Stress can have many adverse effects on both your physical and mental health. You may already know that stress can cause physical issues such as heart disease, high blood pressure, skin conditions, and asthma. It can also lead to issues such as anxiety, depression, irritability, and mood swings.
What you may not realize is that stress can also cause vision problems. Read on to learn more about how stress and eye health are connected.
The Physiology of Stress and Vision
Your body comes programmed with several processes that prepare it to meet threats and stressful situations. When you feel stressed or anxious, your body releases cortisol, a hormone that increases your heart rate, blood pressure, and muscle tension. This can also disrupt the blood flow from your eye to your brain, which can contribute to vision problems and even stress-related macular degeneration.
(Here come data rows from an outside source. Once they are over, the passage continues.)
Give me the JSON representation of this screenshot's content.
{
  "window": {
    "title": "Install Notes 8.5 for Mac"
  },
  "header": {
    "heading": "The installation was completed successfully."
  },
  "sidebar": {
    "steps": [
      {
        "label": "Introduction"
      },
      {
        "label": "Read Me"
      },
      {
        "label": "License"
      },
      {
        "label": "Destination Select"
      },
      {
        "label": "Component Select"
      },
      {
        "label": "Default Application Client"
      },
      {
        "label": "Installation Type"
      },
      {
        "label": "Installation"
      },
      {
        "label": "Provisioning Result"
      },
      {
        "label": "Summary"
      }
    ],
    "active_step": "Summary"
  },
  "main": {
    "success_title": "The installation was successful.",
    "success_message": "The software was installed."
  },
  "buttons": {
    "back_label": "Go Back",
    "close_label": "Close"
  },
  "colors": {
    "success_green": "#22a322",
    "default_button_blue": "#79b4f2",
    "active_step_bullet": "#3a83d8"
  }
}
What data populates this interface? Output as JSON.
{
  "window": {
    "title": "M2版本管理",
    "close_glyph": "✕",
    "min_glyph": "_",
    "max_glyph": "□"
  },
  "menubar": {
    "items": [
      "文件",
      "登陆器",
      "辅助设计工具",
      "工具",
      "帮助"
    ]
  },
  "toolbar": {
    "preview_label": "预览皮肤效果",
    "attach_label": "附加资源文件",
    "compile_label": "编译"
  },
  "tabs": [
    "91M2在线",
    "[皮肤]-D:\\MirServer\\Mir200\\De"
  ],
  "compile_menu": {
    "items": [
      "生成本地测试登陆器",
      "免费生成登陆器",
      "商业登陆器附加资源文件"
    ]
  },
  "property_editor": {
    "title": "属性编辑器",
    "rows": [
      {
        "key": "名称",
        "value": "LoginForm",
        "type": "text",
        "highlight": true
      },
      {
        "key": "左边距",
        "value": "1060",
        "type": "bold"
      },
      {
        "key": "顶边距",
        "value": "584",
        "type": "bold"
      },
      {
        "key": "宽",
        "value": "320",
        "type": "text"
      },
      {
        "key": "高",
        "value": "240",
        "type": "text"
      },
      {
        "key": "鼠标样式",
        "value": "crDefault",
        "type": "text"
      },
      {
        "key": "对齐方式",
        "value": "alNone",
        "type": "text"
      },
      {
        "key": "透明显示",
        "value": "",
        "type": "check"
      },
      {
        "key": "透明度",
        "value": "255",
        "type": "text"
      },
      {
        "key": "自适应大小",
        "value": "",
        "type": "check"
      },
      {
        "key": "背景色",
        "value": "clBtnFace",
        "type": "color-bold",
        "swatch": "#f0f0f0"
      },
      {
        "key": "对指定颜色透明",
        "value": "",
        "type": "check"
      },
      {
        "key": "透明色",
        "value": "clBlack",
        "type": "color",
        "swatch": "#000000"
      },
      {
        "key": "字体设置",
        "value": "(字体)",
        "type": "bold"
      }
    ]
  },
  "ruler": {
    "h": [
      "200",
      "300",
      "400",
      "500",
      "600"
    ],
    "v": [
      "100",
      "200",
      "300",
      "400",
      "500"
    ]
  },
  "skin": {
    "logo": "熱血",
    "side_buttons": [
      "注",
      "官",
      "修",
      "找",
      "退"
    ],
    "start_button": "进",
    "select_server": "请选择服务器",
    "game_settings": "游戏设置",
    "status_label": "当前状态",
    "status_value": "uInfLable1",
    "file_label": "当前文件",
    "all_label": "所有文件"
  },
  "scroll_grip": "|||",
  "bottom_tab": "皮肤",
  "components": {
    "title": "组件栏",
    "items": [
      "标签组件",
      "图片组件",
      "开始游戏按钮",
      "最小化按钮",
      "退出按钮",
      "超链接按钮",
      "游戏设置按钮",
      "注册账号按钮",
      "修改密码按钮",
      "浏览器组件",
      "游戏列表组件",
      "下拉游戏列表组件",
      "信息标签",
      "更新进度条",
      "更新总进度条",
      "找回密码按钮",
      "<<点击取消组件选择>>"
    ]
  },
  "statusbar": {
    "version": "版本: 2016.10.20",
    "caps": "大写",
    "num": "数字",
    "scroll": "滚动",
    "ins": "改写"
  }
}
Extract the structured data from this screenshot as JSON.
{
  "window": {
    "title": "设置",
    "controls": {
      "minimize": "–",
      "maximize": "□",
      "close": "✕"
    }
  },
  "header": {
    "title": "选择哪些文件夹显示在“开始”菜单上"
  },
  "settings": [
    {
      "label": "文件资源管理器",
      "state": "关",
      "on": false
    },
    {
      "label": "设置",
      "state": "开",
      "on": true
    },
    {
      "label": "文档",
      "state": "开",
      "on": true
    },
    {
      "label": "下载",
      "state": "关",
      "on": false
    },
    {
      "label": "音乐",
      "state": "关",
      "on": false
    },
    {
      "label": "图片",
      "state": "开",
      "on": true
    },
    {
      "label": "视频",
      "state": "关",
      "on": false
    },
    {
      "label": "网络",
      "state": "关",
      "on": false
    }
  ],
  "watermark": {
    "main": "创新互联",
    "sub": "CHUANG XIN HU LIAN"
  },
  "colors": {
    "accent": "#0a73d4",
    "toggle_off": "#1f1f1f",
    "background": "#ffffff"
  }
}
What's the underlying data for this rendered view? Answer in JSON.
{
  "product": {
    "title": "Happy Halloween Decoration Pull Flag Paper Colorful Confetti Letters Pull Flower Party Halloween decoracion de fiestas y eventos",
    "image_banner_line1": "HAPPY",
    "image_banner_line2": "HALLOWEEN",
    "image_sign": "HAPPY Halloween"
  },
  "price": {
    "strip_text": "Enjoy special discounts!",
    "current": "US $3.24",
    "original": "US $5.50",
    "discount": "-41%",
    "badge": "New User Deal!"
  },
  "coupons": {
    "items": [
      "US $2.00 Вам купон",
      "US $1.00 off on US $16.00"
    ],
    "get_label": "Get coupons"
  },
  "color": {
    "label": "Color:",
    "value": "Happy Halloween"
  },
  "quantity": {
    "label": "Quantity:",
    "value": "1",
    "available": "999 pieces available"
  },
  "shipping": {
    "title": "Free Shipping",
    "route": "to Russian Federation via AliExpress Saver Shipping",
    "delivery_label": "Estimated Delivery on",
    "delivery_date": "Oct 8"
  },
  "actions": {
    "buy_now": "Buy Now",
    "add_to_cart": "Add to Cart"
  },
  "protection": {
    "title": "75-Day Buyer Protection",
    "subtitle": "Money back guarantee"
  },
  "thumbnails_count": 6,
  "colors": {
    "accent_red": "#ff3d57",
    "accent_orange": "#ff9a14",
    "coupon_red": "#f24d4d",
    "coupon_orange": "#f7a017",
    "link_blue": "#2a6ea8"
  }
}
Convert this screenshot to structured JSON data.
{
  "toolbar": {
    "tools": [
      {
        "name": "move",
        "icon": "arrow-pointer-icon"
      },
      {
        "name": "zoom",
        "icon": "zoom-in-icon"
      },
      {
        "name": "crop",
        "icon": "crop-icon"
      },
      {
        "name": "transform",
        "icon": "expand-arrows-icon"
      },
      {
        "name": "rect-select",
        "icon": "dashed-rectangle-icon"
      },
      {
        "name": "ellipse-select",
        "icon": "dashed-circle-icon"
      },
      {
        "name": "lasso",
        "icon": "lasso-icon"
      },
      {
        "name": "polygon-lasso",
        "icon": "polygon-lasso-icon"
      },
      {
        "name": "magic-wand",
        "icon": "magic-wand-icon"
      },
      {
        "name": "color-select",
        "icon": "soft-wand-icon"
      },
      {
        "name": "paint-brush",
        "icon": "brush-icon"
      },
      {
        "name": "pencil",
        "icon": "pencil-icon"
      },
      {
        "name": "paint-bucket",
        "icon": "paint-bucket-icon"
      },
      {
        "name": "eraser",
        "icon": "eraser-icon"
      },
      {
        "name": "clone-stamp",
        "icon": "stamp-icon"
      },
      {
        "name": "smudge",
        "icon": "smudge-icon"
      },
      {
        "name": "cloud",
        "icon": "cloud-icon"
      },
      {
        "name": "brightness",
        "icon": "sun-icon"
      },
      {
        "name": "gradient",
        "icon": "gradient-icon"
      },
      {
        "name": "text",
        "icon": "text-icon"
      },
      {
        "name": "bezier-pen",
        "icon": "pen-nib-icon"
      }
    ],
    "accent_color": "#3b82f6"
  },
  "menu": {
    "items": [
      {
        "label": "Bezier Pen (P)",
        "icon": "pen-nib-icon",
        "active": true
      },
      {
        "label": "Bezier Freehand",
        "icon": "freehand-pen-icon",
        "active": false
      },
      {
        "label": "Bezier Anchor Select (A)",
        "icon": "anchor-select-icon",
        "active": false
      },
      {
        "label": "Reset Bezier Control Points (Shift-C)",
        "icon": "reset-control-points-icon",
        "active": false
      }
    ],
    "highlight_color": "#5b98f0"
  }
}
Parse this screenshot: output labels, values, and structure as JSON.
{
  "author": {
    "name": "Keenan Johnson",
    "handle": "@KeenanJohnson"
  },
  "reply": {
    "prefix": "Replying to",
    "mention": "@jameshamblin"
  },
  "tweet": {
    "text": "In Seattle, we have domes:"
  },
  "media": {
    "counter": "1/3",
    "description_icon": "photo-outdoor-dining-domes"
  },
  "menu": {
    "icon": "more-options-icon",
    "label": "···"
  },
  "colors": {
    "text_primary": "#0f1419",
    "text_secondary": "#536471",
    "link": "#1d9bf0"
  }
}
In stressful times, your body may also trigger your fight-or-flight reflex. This causes the release of adrenaline, which helps prepare your body to fight or flee by dilating your pupils to let in more light. When you are constantly stressed, your adrenaline levels remain higher than they should. This can lead to light sensitivity and the tightening or twitching of your eye muscles, which causes discomfort.
Constant stress may also cause you to take in less oxygen than you need. Lack of oxygen can cause cell damage in your eyes. Stress may also cause inflammation and flare-ups of chronic conditions.
Stress and Eye Health – Common Issues
If you feel constant stress, you may experience these symptoms:
- Eye twitching
- Light sensitivity
- Blurry vision
- Eye strain
- Double vision
- Light flashes
- Tunnel vision
- Extreme eye dryness or wetness
- Increased eye floaters
- Visual distortions
- Dimmed vision
How to Treat Vision Problems Caused by Stress
The good news is, most stress-related vision issues are temporary. They will probably fade when you de-stress. This means taking care of yourself and finding ways to reduce the stress you feel. A few ideas for helping lower your anxiety are:
- Get enough sleep
- Eat a balanced, nutritious diet
- Exercise daily
- Practice stress-reduction techniques such as journaling, meditation, yoga, or deep breathing
- Professional counseling
Worried About Your Vision? Contact Valley Eyecare Center
If you have concerns about your eye health or your vision, Valley Eyecare Center is here to help! Contact us online or call us today at (602) 955-2700 to book an appointment.